Eat nutritiously on a budget by taking your lunch, snacks and drinks with you to school.
Vegetables & fruit can be expensive (especially in the winter). Remember that canned and frozen options are nutritious alternatives.
Cut grocery costs by comparing labels. Certain brands may cost as much as double the store brand for an almost identical item.
Don’t be embarrassed to use coupons - every dollar counts.
Take advantage of all student discounts. Carrying your student ID with you at all times is a good idea. Many retailers have reduced rates for students (e.g. 10% off at Loblaws on Tuesdays). For more student discounts click here.
Exercise on a budget by playing outdoor sports with friends or simply going for a walk.
Buy used items and save money on everything from textbooks to clothing to furniture. Check out local garage/yard sales and advertisements for free or cheap items on websites such Kijiji.
Live with roommates. Sharing rent and utilities is a big help financially.
Find local free or cheap events to attend. Look for postings on bulletin boards in the UCC and find information about events in newspapers or online.
Engage in low-cost activities like hiking, biking, potluck dinners, movie or games nights at home.
Use phone cards and/or Skype/Facetime to communicate with friends and family back home
Have a clothing swap with friends. Gather clothes that no longer fit or that you haven’t worn in a while and get your friends together to trade items. (You can do the same for household items and books.)
Watch movies on campus – tickets are less than local theatres.
Sell things you don’t use anymore. Have a video game, book, or piece of clothing that's in good shape that you never use any more? Consider selling it on Kijiji.
Keep a change jar for your coins. Check your purse and pockets for coins at the end of every day, and when the jar is full, go down to a bank or change machine. In the meantime, that jar of change can be for emergency bus fare or other small expenses.

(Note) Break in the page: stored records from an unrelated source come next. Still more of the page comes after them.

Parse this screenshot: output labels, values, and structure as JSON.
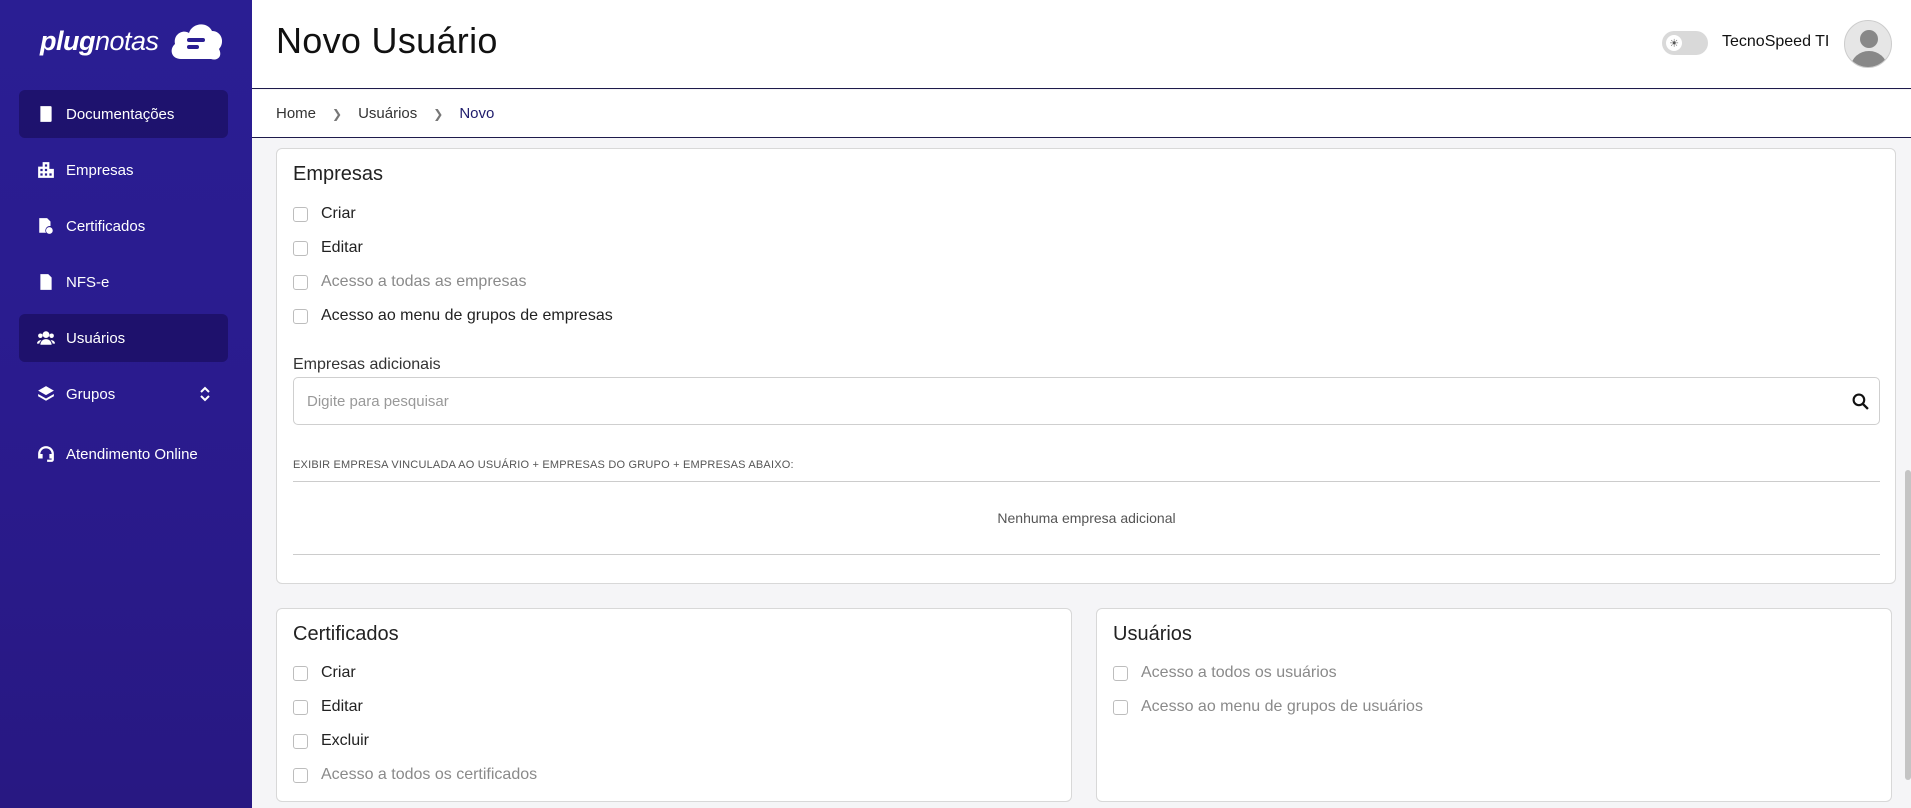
{
  "sidebar": {
    "logo": {
      "bold": "plug",
      "light": "notas"
    },
    "items": [
      {
        "label": "Documentações",
        "icon": "book-icon"
      },
      {
        "label": "Empresas",
        "icon": "building-icon"
      },
      {
        "label": "Certificados",
        "icon": "certificate-icon"
      },
      {
        "label": "NFS-e",
        "icon": "invoice-icon"
      },
      {
        "label": "Usuários",
        "icon": "users-icon"
      },
      {
        "label": "Grupos",
        "icon": "layers-icon"
      },
      {
        "label": "Atendimento Online",
        "icon": "headset-icon"
      }
    ]
  },
  "header": {
    "title": "Novo Usuário",
    "user_name": "TecnoSpeed TI"
  },
  "breadcrumb": [
    "Home",
    "Usuários",
    "Novo"
  ],
  "empresas": {
    "title": "Empresas",
    "options": [
      "Criar",
      "Editar",
      "Acesso a todas as empresas",
      "Acesso ao menu de grupos de empresas"
    ],
    "additional_label": "Empresas adicionais",
    "search_placeholder": "Digite para pesquisar",
    "note": "EXIBIR EMPRESA VINCULADA AO USUÁRIO + EMPRESAS DO GRUPO + EMPRESAS ABAIXO:",
    "empty_message": "Nenhuma empresa adicional"
  },
  "certificados": {
    "title": "Certificados",
    "options": [
      "Criar",
      "Editar",
      "Excluir",
      "Acesso a todos os certificados"
    ]
  },
  "usuarios": {
    "title": "Usuários",
    "options": [
      "Acesso a todos os usuários",
      "Acesso ao menu de grupos de usuários"
    ]
  },
  "colors": {
    "sidebar_bg": "#2a1e93",
    "active_item_bg": "#1e1360",
    "border_accent": "#1e1b4b"
  }
}
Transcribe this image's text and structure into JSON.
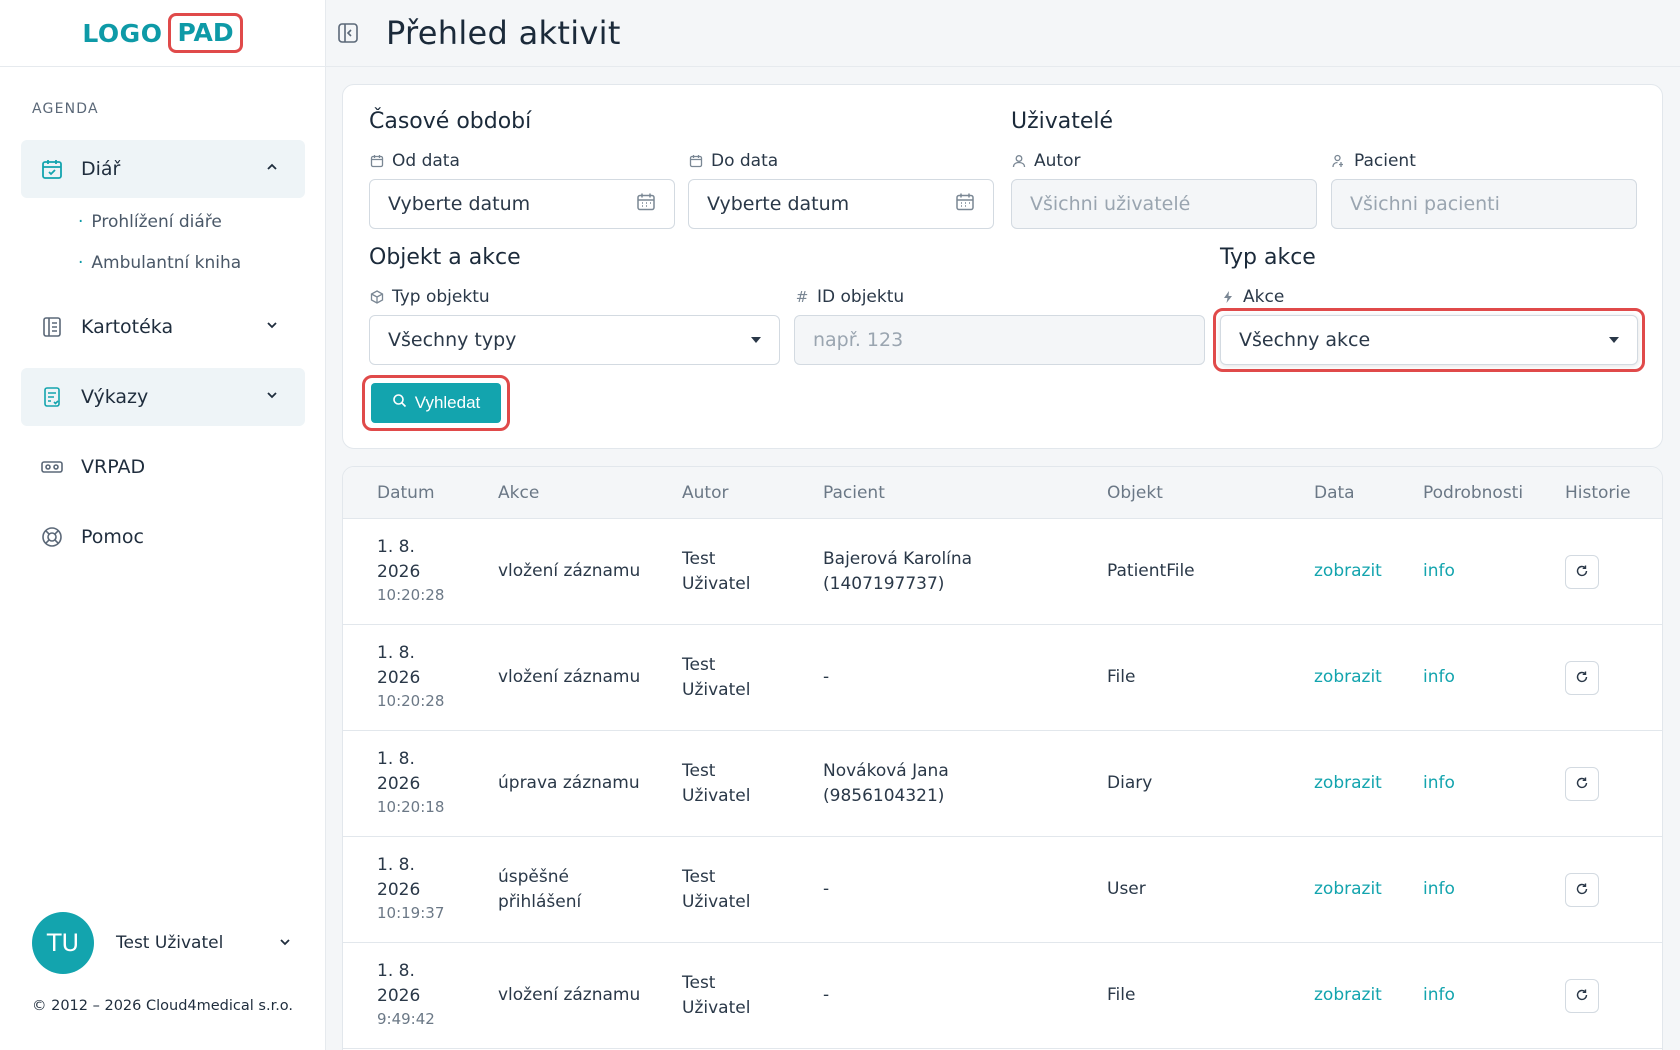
{
  "logo": {
    "part1": "LOGO",
    "part2": "PAD"
  },
  "sidebar": {
    "section": "AGENDA",
    "items": [
      {
        "label": "Diář",
        "icon": "calendar-check-icon",
        "subitems": [
          "Prohlížení diáře",
          "Ambulantní kniha"
        ]
      },
      {
        "label": "Kartotéka",
        "icon": "book-icon"
      },
      {
        "label": "Výkazy",
        "icon": "report-icon"
      },
      {
        "label": "VRPAD",
        "icon": "vr-headset-icon"
      },
      {
        "label": "Pomoc",
        "icon": "lifebuoy-icon"
      }
    ],
    "user": {
      "initials": "TU",
      "name": "Test Uživatel"
    },
    "copyright": "© 2012 – 2026 Cloud4medical s.r.o."
  },
  "header": {
    "title": "Přehled aktivit"
  },
  "filters": {
    "period": {
      "title": "Časové období",
      "from_label": "Od data",
      "from_value": "Vyberte datum",
      "to_label": "Do data",
      "to_value": "Vyberte datum"
    },
    "users": {
      "title": "Uživatelé",
      "author_label": "Autor",
      "author_placeholder": "Všichni uživatelé",
      "patient_label": "Pacient",
      "patient_placeholder": "Všichni pacienti"
    },
    "object": {
      "title": "Objekt a akce",
      "type_label": "Typ objektu",
      "type_value": "Všechny typy",
      "id_label": "ID objektu",
      "id_placeholder": "např. 123"
    },
    "action": {
      "title": "Typ akce",
      "action_label": "Akce",
      "action_value": "Všechny akce"
    },
    "search_label": "Vyhledat"
  },
  "table": {
    "headers": [
      "Datum",
      "Akce",
      "Autor",
      "Pacient",
      "Objekt",
      "Data",
      "Podrobnosti",
      "Historie"
    ],
    "rows": [
      {
        "date1": "1. 8.",
        "date2": "2026",
        "time": "10:20:28",
        "action1": "vložení záznamu",
        "action2": "",
        "author1": "Test",
        "author2": "Uživatel",
        "patient1": "Bajerová Karolína",
        "patient2": "(1407197737)",
        "object": "PatientFile",
        "data": "zobrazit",
        "details": "info"
      },
      {
        "date1": "1. 8.",
        "date2": "2026",
        "time": "10:20:28",
        "action1": "vložení záznamu",
        "action2": "",
        "author1": "Test",
        "author2": "Uživatel",
        "patient1": "-",
        "patient2": "",
        "object": "File",
        "data": "zobrazit",
        "details": "info"
      },
      {
        "date1": "1. 8.",
        "date2": "2026",
        "time": "10:20:18",
        "action1": "úprava záznamu",
        "action2": "",
        "author1": "Test",
        "author2": "Uživatel",
        "patient1": "Nováková Jana",
        "patient2": "(9856104321)",
        "object": "Diary",
        "data": "zobrazit",
        "details": "info"
      },
      {
        "date1": "1. 8.",
        "date2": "2026",
        "time": "10:19:37",
        "action1": "úspěšné",
        "action2": "přihlášení",
        "author1": "Test",
        "author2": "Uživatel",
        "patient1": "-",
        "patient2": "",
        "object": "User",
        "data": "zobrazit",
        "details": "info"
      },
      {
        "date1": "1. 8.",
        "date2": "2026",
        "time": "9:49:42",
        "action1": "vložení záznamu",
        "action2": "",
        "author1": "Test",
        "author2": "Uživatel",
        "patient1": "-",
        "patient2": "",
        "object": "File",
        "data": "zobrazit",
        "details": "info"
      }
    ]
  },
  "colors": {
    "accent": "#13a4ae",
    "highlight": "#e04a4a"
  }
}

Track your spending. Keep a spending diary for a couple of weeks and write down everything you buy (including coffee, magazines, etc.) See how much you’ve spent and consider how you could better manage your cash flow. It’s amazing how the little expenses add up!